Handsome renovations at city hall!
This makeover should extend the life of the current building for many years — a good investment by council, especially when contrasted with an expensive, brand-new building previously promoted by some former council members.
A few candidates running in Courtenay are again calling for amalgamation, forgetting the fractious and costly attempt in the ’90s. Many residents will recall that the voters of Comox and the electoral areas soundly rejected it in a 1999 referendum.
Instead of revisiting old negative campaigns or returning to unproductive bashings of the regional district, the current council’s example of co-operation with other local councils and boards will be more beneficial for the Valley in the long run.
We already have efficient regional systems for water supply, sewage, and solid waste. Let’s build on this success, and remind ourselves that servicing sprawl is expensive.
One local candidate laments that more water flows down the Puntledge in one day than is used by all residents in a year. Of course the key difference is that, unlike river water, our drinking water has been treated, pumped, monitored, and piped. Conservation efforts keep down the demand on the existing system and delay the costs for new infrastructure — a benefit to everyone using regionally managed water.
What sometimes passes for common sense can be merely the simplistic. Voters should be very wary of developer-driven agendas. The common good always trumps individual self-interest.

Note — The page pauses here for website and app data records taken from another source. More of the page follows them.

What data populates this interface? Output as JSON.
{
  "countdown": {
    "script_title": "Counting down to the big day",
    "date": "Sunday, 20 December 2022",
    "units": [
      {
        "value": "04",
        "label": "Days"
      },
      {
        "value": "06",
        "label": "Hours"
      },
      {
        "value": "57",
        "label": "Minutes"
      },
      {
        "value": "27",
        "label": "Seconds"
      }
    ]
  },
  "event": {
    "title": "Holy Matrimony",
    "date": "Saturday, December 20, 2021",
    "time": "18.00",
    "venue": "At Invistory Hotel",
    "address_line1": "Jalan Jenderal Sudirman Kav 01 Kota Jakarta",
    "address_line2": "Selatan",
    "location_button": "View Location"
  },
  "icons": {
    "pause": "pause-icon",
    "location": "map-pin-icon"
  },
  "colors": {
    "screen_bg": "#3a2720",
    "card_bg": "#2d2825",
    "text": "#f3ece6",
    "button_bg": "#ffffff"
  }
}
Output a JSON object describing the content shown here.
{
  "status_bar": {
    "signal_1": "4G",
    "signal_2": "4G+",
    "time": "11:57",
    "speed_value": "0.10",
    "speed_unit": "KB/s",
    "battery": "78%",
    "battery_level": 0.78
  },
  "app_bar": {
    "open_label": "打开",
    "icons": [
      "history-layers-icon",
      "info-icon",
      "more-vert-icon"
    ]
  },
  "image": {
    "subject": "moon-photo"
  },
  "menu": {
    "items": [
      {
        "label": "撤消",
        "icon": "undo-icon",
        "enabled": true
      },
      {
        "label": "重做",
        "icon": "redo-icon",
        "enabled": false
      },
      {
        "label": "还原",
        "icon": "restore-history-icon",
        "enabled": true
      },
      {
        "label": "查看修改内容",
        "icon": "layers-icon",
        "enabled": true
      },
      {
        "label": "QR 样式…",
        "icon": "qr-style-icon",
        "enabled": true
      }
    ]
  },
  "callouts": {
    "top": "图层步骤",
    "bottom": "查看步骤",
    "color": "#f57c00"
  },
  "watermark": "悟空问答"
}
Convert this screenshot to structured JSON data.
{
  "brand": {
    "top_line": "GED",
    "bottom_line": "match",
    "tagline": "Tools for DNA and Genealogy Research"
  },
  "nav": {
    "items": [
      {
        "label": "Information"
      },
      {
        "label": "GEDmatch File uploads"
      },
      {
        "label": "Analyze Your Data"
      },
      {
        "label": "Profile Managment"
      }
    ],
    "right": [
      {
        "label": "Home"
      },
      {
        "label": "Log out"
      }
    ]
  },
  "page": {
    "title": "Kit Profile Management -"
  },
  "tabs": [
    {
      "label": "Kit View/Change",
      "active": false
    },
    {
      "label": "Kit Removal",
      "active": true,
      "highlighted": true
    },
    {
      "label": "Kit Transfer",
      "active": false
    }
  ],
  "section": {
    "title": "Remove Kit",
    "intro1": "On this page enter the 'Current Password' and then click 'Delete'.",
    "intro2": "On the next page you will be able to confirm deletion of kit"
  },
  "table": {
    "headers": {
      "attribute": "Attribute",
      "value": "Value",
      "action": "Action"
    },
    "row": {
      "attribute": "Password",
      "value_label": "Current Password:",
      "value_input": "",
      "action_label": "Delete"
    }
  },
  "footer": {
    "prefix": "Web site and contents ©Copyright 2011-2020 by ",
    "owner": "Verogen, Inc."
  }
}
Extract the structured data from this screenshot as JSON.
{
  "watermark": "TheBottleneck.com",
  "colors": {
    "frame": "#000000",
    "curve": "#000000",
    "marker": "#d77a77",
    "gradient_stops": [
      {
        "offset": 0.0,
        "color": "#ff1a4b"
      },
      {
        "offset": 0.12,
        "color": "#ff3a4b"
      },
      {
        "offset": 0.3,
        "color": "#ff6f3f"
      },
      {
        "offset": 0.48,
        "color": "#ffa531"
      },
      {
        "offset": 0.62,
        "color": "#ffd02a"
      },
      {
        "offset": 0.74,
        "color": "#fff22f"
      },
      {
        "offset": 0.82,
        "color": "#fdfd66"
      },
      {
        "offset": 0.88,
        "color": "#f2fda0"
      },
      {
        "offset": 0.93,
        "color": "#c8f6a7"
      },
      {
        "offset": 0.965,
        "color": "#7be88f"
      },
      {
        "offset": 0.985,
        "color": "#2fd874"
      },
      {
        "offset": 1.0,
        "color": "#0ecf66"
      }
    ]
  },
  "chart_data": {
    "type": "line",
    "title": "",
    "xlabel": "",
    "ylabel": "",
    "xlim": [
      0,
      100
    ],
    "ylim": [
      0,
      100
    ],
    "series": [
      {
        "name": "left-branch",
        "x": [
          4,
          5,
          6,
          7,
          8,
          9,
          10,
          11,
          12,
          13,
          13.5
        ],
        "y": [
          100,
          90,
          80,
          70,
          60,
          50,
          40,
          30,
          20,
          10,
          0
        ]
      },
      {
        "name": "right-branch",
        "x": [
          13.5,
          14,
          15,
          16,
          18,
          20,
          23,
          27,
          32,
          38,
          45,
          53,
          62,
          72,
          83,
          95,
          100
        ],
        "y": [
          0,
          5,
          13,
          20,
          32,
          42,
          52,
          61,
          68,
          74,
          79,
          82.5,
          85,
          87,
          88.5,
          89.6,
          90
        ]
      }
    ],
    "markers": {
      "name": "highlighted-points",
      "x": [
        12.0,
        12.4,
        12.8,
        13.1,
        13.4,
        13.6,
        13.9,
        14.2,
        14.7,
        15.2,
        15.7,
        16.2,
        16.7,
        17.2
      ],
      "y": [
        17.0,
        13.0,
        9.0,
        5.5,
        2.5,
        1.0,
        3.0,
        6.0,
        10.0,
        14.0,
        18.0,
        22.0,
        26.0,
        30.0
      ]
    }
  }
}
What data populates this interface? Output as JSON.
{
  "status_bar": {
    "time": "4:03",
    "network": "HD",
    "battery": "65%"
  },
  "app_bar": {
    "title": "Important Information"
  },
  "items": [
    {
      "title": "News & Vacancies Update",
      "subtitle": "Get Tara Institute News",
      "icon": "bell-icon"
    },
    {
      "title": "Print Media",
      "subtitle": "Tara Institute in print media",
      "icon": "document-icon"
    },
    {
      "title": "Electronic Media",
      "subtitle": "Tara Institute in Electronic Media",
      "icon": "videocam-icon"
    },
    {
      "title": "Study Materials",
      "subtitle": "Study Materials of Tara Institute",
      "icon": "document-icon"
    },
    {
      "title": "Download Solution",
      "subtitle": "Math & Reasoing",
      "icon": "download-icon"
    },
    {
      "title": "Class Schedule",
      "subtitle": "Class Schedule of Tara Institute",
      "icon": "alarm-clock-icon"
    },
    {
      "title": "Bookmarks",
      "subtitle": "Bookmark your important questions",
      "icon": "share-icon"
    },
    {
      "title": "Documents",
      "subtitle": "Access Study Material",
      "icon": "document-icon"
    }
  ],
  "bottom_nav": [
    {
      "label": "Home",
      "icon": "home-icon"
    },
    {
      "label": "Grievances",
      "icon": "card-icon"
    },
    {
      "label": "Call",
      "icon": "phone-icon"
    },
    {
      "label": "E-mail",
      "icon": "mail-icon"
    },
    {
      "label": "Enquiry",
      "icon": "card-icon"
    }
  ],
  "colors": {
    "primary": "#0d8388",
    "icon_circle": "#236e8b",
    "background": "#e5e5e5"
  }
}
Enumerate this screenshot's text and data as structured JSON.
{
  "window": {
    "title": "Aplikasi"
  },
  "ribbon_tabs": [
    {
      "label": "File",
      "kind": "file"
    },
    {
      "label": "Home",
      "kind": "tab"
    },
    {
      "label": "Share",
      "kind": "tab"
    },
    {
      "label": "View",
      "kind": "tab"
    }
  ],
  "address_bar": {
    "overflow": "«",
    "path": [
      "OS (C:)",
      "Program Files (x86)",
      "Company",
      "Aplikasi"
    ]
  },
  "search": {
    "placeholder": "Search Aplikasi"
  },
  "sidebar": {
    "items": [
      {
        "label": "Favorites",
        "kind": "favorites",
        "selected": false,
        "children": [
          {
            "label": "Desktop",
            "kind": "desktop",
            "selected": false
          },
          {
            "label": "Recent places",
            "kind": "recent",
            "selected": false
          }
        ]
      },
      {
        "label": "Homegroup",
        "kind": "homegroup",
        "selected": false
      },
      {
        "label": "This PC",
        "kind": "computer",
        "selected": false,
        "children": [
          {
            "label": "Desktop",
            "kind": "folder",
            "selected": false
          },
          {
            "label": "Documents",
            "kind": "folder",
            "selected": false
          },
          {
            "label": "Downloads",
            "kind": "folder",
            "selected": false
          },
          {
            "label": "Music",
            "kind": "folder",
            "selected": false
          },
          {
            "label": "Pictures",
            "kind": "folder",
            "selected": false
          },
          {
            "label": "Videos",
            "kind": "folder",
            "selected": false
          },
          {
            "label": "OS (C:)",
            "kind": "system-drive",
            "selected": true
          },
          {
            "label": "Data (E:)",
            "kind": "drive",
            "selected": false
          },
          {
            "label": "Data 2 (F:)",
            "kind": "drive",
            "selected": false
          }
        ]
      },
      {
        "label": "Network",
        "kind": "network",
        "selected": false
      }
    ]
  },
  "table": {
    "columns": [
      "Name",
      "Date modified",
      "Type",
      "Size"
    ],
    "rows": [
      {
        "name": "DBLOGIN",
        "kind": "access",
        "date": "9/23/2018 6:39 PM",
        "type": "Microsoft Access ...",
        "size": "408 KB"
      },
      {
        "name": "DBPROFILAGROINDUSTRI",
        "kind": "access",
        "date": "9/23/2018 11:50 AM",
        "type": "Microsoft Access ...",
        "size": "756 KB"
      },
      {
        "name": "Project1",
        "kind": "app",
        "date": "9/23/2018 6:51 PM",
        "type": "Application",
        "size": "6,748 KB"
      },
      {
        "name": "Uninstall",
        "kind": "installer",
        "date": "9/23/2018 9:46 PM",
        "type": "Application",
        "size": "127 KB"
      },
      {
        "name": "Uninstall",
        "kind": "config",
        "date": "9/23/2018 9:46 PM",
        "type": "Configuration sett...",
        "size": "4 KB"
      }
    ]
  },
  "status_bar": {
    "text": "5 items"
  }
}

On Saturday, I’m voting for positive, constructive local government, and I encourage all civic-minded people to get out there and vote.